Mikhail Bakhtin, Speech Genres and Other Late Essays (via heteroglossia)
In order to understand, it is immensely important for the person who understands to be located outside the object of his or her creative understanding—in time, in space, in culture. For one cannot even really see one’s own exterior and comprehend it as a whole, and no mirrors or photographs can help; our real exterior can be seen and understood only by other people, because they are located outside us in space, and because they are others.
n. the awareness of the smallness of your perspective, by which you couldn’t possibly draw any meaningful conclusions at all, about the world or the past or the complexities of culture, because although your life is an epic and unrepeatable anecdote, it still only has a sample size of one, and may end up being the control for a much wilder experiment happening in the next room.
Where you are tender, you speak your plural.
Roland Barthes, from “Tenderness” in A Lover’s Discourse
Invisible things, rooted in cold,
and growing toward this light
into each thing
it illumines.

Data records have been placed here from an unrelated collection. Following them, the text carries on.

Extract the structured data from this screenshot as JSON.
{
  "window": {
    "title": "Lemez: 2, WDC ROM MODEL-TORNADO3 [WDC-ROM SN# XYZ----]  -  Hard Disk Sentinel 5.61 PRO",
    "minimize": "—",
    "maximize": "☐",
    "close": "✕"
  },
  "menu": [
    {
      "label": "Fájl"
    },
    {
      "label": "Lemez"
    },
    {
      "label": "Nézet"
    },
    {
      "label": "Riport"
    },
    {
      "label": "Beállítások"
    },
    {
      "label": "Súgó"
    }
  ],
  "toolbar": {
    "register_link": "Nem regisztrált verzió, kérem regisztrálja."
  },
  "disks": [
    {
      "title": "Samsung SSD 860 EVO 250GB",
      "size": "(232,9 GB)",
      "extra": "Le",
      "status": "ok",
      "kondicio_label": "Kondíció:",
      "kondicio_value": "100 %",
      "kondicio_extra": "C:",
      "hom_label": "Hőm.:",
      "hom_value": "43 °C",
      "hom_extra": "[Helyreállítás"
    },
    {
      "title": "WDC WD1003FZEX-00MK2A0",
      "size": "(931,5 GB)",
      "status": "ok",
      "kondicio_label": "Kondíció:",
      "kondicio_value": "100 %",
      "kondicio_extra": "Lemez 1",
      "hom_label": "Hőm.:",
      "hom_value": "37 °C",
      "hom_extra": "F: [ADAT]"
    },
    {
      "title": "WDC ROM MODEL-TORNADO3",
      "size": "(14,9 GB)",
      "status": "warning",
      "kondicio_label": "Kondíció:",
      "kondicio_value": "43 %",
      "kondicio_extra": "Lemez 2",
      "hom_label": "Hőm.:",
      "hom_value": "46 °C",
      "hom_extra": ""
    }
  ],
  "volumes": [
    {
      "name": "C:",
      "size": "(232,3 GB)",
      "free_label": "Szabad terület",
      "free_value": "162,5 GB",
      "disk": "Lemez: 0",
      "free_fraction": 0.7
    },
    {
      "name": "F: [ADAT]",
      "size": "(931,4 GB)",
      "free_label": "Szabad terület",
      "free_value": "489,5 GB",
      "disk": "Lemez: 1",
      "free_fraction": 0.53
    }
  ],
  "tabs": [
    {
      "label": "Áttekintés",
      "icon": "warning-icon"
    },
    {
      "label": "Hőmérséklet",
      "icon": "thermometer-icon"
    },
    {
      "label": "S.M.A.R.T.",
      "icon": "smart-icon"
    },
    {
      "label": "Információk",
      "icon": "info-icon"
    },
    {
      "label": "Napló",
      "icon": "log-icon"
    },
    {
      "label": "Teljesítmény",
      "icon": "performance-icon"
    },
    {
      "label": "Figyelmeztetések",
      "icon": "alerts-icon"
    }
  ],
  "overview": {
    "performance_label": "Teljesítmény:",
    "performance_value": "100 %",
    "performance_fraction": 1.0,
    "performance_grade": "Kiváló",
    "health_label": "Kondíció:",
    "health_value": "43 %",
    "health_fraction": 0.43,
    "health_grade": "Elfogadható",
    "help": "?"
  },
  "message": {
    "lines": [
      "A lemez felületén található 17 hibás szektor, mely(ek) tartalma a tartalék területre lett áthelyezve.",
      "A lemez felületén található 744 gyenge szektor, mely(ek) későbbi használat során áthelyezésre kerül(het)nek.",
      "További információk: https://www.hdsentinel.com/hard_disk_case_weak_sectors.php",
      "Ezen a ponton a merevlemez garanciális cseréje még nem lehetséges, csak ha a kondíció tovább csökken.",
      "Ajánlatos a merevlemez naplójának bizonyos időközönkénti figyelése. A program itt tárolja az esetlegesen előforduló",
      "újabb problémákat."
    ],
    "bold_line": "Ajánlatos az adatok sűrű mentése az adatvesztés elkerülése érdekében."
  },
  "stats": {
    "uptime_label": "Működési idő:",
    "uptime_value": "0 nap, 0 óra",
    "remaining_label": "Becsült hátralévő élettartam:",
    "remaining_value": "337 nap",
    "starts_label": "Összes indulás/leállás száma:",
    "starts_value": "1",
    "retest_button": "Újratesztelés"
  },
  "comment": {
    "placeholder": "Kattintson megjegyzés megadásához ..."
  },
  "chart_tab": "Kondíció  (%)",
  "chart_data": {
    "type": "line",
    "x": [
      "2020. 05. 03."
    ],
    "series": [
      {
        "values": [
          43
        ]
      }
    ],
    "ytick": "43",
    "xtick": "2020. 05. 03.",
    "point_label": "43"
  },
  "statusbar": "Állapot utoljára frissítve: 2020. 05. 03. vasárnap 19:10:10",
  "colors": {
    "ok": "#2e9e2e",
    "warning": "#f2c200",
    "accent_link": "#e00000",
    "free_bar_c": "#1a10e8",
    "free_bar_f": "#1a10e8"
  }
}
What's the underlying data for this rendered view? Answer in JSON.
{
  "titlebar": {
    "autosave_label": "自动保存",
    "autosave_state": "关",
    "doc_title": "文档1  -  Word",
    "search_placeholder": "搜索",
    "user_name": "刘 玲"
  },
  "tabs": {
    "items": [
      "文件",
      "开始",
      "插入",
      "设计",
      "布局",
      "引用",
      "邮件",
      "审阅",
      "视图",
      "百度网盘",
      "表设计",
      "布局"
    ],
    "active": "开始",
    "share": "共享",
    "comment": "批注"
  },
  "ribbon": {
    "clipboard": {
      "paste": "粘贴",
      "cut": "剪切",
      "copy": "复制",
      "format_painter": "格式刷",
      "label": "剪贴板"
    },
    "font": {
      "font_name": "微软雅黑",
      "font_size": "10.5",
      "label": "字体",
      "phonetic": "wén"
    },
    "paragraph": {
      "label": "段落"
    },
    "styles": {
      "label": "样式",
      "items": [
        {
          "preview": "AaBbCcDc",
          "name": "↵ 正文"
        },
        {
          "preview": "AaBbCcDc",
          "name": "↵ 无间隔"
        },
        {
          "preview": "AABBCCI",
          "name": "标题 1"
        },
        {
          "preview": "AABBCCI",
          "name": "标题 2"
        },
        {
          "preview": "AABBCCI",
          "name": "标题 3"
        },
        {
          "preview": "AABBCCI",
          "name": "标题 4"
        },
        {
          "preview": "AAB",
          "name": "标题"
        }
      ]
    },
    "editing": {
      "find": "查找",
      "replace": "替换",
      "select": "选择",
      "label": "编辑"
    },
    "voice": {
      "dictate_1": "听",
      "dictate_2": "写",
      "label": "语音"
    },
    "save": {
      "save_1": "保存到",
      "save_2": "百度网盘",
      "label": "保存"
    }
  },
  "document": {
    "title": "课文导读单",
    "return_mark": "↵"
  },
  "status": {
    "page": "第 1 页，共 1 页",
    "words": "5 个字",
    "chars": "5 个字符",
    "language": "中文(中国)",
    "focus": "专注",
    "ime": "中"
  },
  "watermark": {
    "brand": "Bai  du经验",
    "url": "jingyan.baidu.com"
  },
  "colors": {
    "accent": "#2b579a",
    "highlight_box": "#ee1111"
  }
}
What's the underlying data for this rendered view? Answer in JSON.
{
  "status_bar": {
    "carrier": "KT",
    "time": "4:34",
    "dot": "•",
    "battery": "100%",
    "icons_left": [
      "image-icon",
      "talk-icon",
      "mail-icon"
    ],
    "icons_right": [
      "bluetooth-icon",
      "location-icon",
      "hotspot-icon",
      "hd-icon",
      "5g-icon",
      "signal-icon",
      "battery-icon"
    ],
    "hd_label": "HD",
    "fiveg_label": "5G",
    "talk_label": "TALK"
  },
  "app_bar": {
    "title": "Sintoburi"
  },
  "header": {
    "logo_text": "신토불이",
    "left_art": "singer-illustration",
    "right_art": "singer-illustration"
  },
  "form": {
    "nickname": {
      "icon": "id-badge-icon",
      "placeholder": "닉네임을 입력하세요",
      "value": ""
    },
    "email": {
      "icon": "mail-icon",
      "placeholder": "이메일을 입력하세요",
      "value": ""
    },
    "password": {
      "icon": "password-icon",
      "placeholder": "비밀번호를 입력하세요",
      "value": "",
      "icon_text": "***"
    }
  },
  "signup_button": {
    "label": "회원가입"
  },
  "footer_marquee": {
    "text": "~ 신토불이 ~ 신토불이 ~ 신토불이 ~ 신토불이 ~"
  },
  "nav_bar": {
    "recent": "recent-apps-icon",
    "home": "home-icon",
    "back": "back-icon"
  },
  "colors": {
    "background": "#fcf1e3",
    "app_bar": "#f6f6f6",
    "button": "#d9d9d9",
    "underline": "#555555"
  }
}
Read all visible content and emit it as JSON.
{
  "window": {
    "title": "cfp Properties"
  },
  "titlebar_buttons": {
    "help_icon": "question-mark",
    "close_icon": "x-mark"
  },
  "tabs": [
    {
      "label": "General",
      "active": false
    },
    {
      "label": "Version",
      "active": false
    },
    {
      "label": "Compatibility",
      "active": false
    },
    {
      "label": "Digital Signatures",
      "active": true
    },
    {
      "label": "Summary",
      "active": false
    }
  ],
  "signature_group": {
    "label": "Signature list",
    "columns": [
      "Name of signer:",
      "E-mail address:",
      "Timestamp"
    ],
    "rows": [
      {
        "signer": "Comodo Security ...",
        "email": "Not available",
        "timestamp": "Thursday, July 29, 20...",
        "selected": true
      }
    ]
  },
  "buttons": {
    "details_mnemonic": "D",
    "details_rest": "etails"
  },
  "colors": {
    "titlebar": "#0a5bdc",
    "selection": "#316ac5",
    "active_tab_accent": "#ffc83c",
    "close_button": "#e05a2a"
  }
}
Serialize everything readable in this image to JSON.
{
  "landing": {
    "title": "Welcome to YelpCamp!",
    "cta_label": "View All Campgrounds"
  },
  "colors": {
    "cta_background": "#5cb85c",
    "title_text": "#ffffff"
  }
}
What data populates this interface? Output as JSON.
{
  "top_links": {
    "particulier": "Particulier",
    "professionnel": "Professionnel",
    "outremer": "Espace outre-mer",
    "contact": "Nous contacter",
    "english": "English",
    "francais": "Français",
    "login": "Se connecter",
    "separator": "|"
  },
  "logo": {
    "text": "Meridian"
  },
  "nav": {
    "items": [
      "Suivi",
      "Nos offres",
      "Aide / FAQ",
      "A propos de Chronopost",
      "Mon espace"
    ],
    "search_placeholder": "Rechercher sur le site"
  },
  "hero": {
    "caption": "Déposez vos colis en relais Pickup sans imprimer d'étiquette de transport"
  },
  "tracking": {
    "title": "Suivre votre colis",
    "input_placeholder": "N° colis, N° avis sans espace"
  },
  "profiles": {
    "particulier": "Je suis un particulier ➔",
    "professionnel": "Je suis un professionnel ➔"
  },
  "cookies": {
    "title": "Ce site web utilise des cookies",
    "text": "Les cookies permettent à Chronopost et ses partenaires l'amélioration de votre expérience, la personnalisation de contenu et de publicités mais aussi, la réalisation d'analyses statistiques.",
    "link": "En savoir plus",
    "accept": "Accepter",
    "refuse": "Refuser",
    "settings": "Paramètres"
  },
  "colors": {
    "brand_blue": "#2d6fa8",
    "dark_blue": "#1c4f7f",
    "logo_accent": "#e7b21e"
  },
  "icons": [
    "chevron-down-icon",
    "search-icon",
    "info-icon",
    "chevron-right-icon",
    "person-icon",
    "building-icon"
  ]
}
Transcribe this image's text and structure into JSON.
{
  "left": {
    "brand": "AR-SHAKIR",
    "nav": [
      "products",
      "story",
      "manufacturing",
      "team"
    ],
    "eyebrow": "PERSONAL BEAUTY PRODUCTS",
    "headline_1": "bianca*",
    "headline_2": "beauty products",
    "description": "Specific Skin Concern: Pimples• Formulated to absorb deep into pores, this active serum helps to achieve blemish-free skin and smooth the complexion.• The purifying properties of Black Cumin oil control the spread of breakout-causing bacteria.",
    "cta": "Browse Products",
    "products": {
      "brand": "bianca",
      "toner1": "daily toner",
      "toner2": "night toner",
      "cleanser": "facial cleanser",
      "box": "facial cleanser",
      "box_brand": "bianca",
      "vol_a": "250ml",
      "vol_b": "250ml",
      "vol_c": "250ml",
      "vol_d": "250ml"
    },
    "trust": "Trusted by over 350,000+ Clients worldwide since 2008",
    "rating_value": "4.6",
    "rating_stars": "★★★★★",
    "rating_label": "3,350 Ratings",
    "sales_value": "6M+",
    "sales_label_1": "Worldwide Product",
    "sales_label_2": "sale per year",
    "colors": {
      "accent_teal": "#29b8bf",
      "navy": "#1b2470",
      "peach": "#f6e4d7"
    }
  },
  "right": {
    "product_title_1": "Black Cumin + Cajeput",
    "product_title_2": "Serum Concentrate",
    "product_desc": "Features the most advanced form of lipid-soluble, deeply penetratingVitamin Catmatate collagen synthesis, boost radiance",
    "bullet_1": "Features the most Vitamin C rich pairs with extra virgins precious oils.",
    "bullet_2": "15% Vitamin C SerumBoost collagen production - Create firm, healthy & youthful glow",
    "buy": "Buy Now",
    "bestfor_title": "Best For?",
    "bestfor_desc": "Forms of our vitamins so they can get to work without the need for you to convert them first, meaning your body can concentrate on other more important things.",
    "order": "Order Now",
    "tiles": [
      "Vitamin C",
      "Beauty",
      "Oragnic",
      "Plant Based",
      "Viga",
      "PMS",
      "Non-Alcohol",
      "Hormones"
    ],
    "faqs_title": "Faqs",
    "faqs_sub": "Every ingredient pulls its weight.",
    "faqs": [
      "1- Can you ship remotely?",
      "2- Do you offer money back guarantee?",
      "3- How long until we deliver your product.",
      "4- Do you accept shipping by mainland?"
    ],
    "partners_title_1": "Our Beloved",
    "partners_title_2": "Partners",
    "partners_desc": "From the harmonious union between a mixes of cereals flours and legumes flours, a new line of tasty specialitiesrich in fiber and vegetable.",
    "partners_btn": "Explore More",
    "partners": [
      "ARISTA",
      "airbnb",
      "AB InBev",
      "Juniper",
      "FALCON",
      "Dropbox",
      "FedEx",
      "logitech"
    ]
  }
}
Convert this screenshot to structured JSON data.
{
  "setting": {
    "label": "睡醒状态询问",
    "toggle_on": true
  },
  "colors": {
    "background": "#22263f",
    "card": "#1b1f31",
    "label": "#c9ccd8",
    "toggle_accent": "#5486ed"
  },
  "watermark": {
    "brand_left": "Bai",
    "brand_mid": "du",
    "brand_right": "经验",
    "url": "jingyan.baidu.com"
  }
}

Nothing ends. The hour
returns to the beginning
of the hour in which we breathed: as if
there were nothing. As if I could see
that is not what it is.
At the limit of summer
and its warmth: blue sky, purple hill.
The distance that survives.
A house, built of air, and the flux
of the air in the air.
Like these stones
that crumble back into earth.
Like the sound of my voice
in your mouth.
Paul Auster, “Autobiography of the Eye,” Disappearances: Selected Poems (via heteroglossia)
She really looked at things. Her eyes shimmered as if she were making every object more resplendent. Her eyes were open. She looked at the great…space that swept around her. She surveyed its contours. The gift? She knew the language of lines, of waves, of angles. Light and shadow. It was all there.
Anne Delbée, on Camille Claudel (via mitochondria)
There is geometry in the humming of the strings. There is music in the spacing of the spheres.
Pythagoras, as quoted in The Mystery of Matter (1965) ed. Louise B. Young